Skip to main content

What's your "gap plan"?

Brene Brown introduces the "family gap plan" in the fourth episode of her podcast, Unlocking Us. This came about when she and her husband would argue when she would return home from traveling. It seemed like the minute she walked in, her husband would expect her to be ready for him to "tap out," where she could take over where he had been supporting the family. While she was away from home, this didn't mean that she was full of energy and at 100% the minute she walked in the door. She had been working too and was exhausted.

So, over time they began to name where they were at as people and as a family: I'm at 10%. I'm at 30%. They knew they needed a plan for when collectively she and her husband were not at 100%, but they needed to be for their family.

Beyond our personal lives, the idea of a "gap plan" got me thinking about our classrooms and schools. What happens when we are not at 100% or we know that our classrooms or students are not able to be at 100% ? For me, I think we can start by just doing these three things:

Knowing Where You Are
How many of us honestly take the time each day to check in with ourselves? Maybe during social distancing we have been doing a better job of this, maybe note. What would our mornings or days look like if we just took five minutes to take a deep breath and find out where we were that day? For me it's often a quick mental list of what I can control and what I can't, what my priorities are, and what I need to do for myself that day.

Communicating This Honestly
I think our students are always quick to tell when we aren't ourselves or if we are in a bad mood. Sometimes we have the honest student that will point this out, other times our short responses are meant to communicate this. Instead, what if we just modeled the result of our self check-in and borrowed Brown's language? "Class, I'm at about 50 today... Can you bring the other 50?" What if we communicated this to our office team or to our partners?

Finding a Way to Re-Charge
We need to be able to create time in our daily lives to re-charge.

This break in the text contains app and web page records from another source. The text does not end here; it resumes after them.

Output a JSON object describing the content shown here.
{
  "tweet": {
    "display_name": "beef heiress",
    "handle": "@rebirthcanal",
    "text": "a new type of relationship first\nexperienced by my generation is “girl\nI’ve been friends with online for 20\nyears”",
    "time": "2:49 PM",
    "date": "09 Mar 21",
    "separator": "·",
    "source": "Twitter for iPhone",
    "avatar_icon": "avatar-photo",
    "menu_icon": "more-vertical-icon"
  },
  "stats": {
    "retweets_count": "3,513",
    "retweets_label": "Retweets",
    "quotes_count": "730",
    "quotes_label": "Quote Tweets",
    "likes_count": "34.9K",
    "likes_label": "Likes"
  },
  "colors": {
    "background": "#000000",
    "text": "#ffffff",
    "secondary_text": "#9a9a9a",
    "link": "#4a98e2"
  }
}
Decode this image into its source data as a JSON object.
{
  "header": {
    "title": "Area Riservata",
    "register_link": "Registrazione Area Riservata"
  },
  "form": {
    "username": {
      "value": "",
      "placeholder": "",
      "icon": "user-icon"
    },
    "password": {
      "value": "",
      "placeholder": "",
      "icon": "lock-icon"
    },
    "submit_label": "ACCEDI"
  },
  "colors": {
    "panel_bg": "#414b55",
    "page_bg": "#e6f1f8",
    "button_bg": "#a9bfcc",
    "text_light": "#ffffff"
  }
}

Maybe that's carving out more time for sleep like she suggests in the podcast. Maybe it's doing something for ourselves without guilt or reservation. It's okay to take the dog for a walk. It's okay to eat a quiet lunch. If we aren't at 100 and we aren't doing something that will get us back to 100, then it's a continuous cycle and it's not going to get better.

Comments

Popular posts from this blog

Handwritten Cue Cards in the 21st Century

I just stumbled upon this behind-the-scenes clip of Saturday Night Live's cue card process.

This is intense writing. This is writing that is dependent upon trust and checks and balances.

Over a short period of time, skits are written, drafted on cards, revised, and the cards revised over and over again.

I also really love that SNL continues to use cue cards and not a teleprompter. Like Wally points out, technology can fail. Handwritten cue cards ensure the show goes on.

Comedy is hard work. Writing is hard work. Changes are made up until the last minute to get things just right. This is a form of real-world writing.

I should’ve taken the time

Yesterday during a teacher observation, a student asked me to step into the hall and talk with them. At the time, it didn’t seem urgent. With this student in particular, we have talked often. Sometimes it was important, other times—from my perspective—it didn’t seem that urgent. 
When I asked her if it could wait 10 minutes, she shut down. I could see the change in how she sat and participated, withdrawing into her desk and no longer asking for help from those around her. There was a noticeable difference in how she interacted with her peers the minute those words came out. 
When I noticed the change, I tried to drop everything right there and talk with her. Let’s go talk, right now, I said. No, it’s fine, she replied. And despite my multiple check-ins while she was working independently, she declined the opportunity to talk again that hour. 
Without even realizing it, I had damaged our relationship. 
We ended up talking later that the day. I saw her as she walked to her next class period…

Like in comedy, timing is everything

I regularly listen to the School Leadership Series and today's episode, "Slump or Spark?", made me think about initiatives, goals, and how we often get stuck in the middle.

Danny encourages us to think about the middle, the "often overlooked time." He encourages us to think about midpoints, the lull, and how we can transform them into sparks instead of slumps. He encourages us to be aware of them, use them to "wake up," and to imagine that we are behind rather than ahead in order to motivate us out of "coast" mode.

He also mentions Dan Pink's When: The Scientific Secrets of Perfect Timing in the episode. In this book, Pink gives advice for the varied levels of commitment during the middle: "... when team commitment to achieving a goal is high, it's best to emphasize the work that remains. But when team commitment is low, it's wiser to emphasize the progress that has already been made even if it is not massive" (p. 139).